## Dataset excerpts
* * * * * * *
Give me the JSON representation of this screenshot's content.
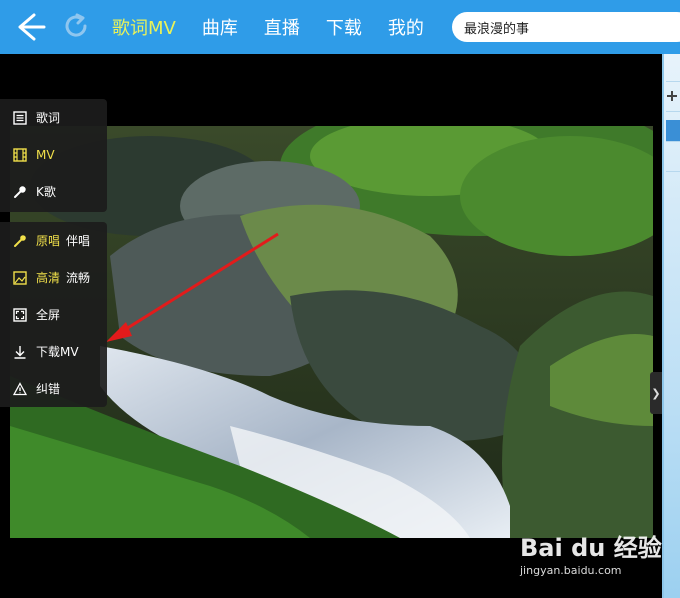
{
  "header": {
    "nav": [
      "歌词MV",
      "曲库",
      "直播",
      "下载",
      "我的"
    ],
    "search_value": "最浪漫的事"
  },
  "side_menu": {
    "group1": [
      {
        "label": "歌词",
        "icon": "lyrics-icon"
      },
      {
        "label": "MV",
        "icon": "film-icon",
        "highlighted": true
      },
      {
        "label": "K歌",
        "icon": "microphone-icon"
      }
    ],
    "group2": [
      {
        "label": "原唱",
        "label2": "伴唱",
        "icon": "vocal-switch-icon"
      },
      {
        "label": "高清",
        "label2": "流畅",
        "icon": "quality-icon"
      },
      {
        "label": "全屏",
        "icon": "fullscreen-icon"
      },
      {
        "label": "下载MV",
        "icon": "download-icon"
      },
      {
        "label": "纠错",
        "icon": "warning-icon"
      }
    ]
  },
  "watermark": {
    "brand": "Bai du 经验",
    "url": "jingyan.baidu.com"
  },
  "colors": {
    "topbar": "#2f9ce8",
    "active_nav": "#e9f25a",
    "menu_highlight": "#f1e04a",
    "annotation_arrow": "#e21b1b"
  }
}
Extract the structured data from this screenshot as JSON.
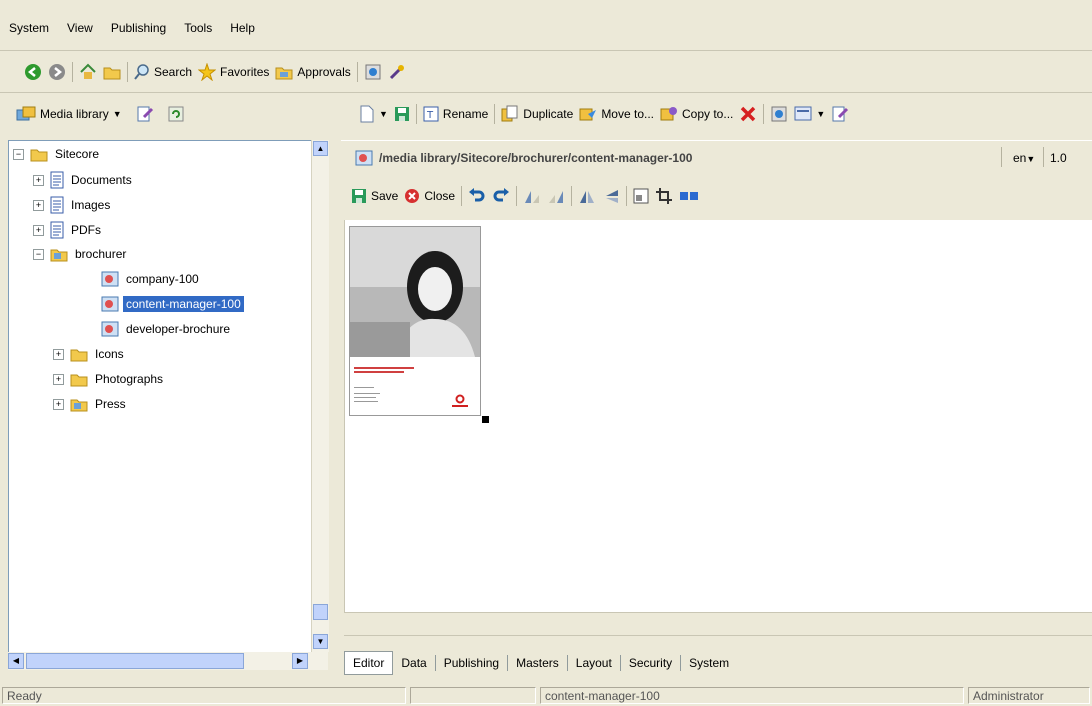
{
  "menu": [
    "System",
    "View",
    "Publishing",
    "Tools",
    "Help"
  ],
  "main_toolbar": {
    "search_label": "Search",
    "favorites_label": "Favorites",
    "approvals_label": "Approvals"
  },
  "left_toolbar": {
    "media_library_label": "Media library"
  },
  "right_toolbar": {
    "rename_label": "Rename",
    "duplicate_label": "Duplicate",
    "move_label": "Move to...",
    "copy_label": "Copy to..."
  },
  "tree": {
    "root": "Sitecore",
    "items": [
      {
        "label": "Documents"
      },
      {
        "label": "Images"
      },
      {
        "label": "PDFs"
      },
      {
        "label": "brochurer"
      },
      {
        "label": "company-100"
      },
      {
        "label": "content-manager-100"
      },
      {
        "label": "developer-brochure"
      },
      {
        "label": "Icons"
      },
      {
        "label": "Photographs"
      },
      {
        "label": "Press"
      }
    ]
  },
  "path": {
    "text": "/media library/Sitecore/brochurer/content-manager-100",
    "language": "en",
    "version": "1.0"
  },
  "editor_toolbar": {
    "save_label": "Save",
    "close_label": "Close"
  },
  "tabs": [
    "Editor",
    "Data",
    "Publishing",
    "Masters",
    "Layout",
    "Security",
    "System"
  ],
  "status": {
    "left": "Ready",
    "item": "content-manager-100",
    "user": "Administrator"
  },
  "colors": {
    "selection": "#316ac5",
    "chrome": "#ece9d8",
    "delete_red": "#d62020"
  }
}
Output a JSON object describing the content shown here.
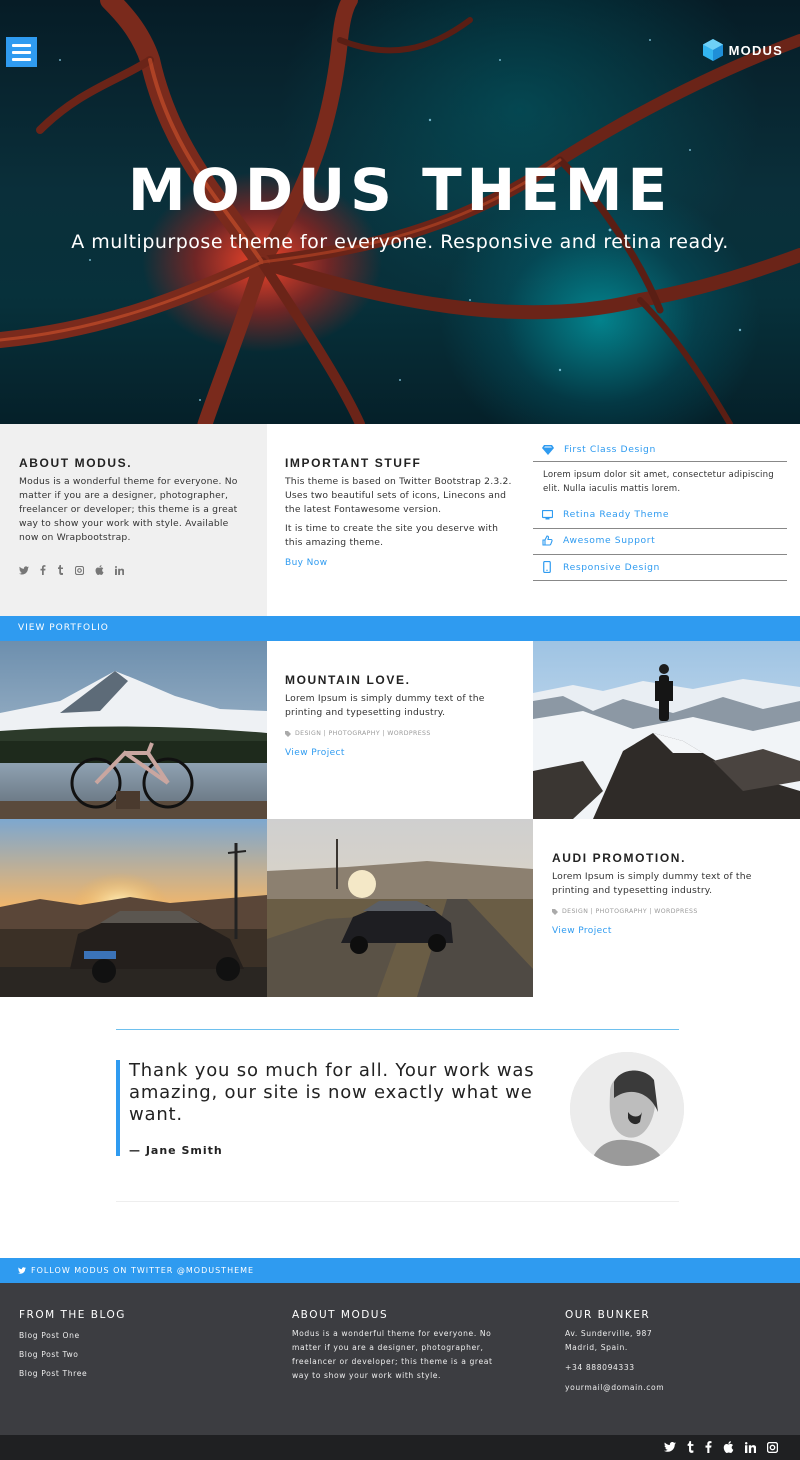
{
  "header": {
    "brand_name": "MODUS",
    "title": "MODUS THEME",
    "subtitle": "A multipurpose theme for everyone. Responsive and retina ready."
  },
  "about": {
    "heading": "ABOUT MODUS.",
    "text": "Modus is a wonderful theme for everyone. No matter if you are a designer, photographer, freelancer or developer; this theme is a great way to show your work with style. Available now on Wrapbootstrap.",
    "social_icons": [
      "twitter-icon",
      "facebook-icon",
      "tumblr-icon",
      "instagram-icon",
      "apple-icon",
      "linkedin-icon"
    ]
  },
  "stuff": {
    "heading": "IMPORTANT STUFF",
    "text1": "This theme is based on Twitter Bootstrap 2.3.2. Uses two beautiful sets of icons, Linecons and the latest Fontawesome version.",
    "text2": "It is time to create the site you deserve with this amazing theme.",
    "link": "Buy Now"
  },
  "features": {
    "items": [
      {
        "label": "First Class Design",
        "icon": "diamond-icon"
      },
      {
        "label": "Retina Ready Theme",
        "icon": "monitor-icon"
      },
      {
        "label": "Awesome Support",
        "icon": "thumbs-up-icon"
      },
      {
        "label": "Responsive Design",
        "icon": "mobile-icon"
      }
    ],
    "open_text": "Lorem ipsum dolor sit amet, consectetur adipiscing elit. Nulla iaculis mattis lorem."
  },
  "portfolio": {
    "bar_label": "VIEW PORTFOLIO",
    "cards": [
      {
        "title": "MOUNTAIN LOVE.",
        "text": "Lorem Ipsum is simply dummy text of the printing and typesetting industry.",
        "tags": "DESIGN | PHOTOGRAPHY | WORDPRESS",
        "link": "View Project"
      },
      {
        "title": "AUDI PROMOTION.",
        "text": "Lorem Ipsum is simply dummy text of the printing and typesetting industry.",
        "tags": "DESIGN | PHOTOGRAPHY | WORDPRESS",
        "link": "View Project"
      }
    ]
  },
  "testimonial": {
    "quote": "Thank you so much for all. Your work was amazing, our site is now exactly what we want.",
    "author": "— Jane Smith"
  },
  "twitter_bar": {
    "label": "FOLLOW MODUS ON TWITTER @MODUSTHEME"
  },
  "footer": {
    "blog": {
      "heading": "FROM THE BLOG",
      "posts": [
        "Blog Post One",
        "Blog Post Two",
        "Blog Post Three"
      ]
    },
    "about": {
      "heading": "ABOUT MODUS",
      "text": "Modus is a wonderful theme for everyone. No matter if you are a designer, photographer, freelancer or developer; this theme is a great way to show your work with style."
    },
    "bunker": {
      "heading": "OUR BUNKER",
      "address1": "Av. Sunderville, 987",
      "address2": "Madrid, Spain.",
      "phone": "+34 888094333",
      "email": "yourmail@domain.com"
    },
    "bottom_icons": [
      "twitter-icon",
      "tumblr-icon",
      "facebook-icon",
      "apple-icon",
      "linkedin-icon",
      "instagram-icon"
    ]
  },
  "colors": {
    "accent": "#2f9bf0",
    "footer_bg": "#3c3d41",
    "bottom_bar_bg": "#1f2022",
    "about_bg": "#f0f0f0"
  }
}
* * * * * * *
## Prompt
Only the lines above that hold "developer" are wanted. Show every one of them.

## Your response
        "label": "developer-brochure"
    "text": "Modus is a wonderful theme for everyone. No matter if you are a designer, photographer, freelancer or developer; this theme is a great way to show your work with style. Available now on Wrapbootstrap.",
      "text": "Modus is a wonderful theme for everyone. No matter if you are a designer, photographer, freelancer or developer; this theme is a great way to show your work with style."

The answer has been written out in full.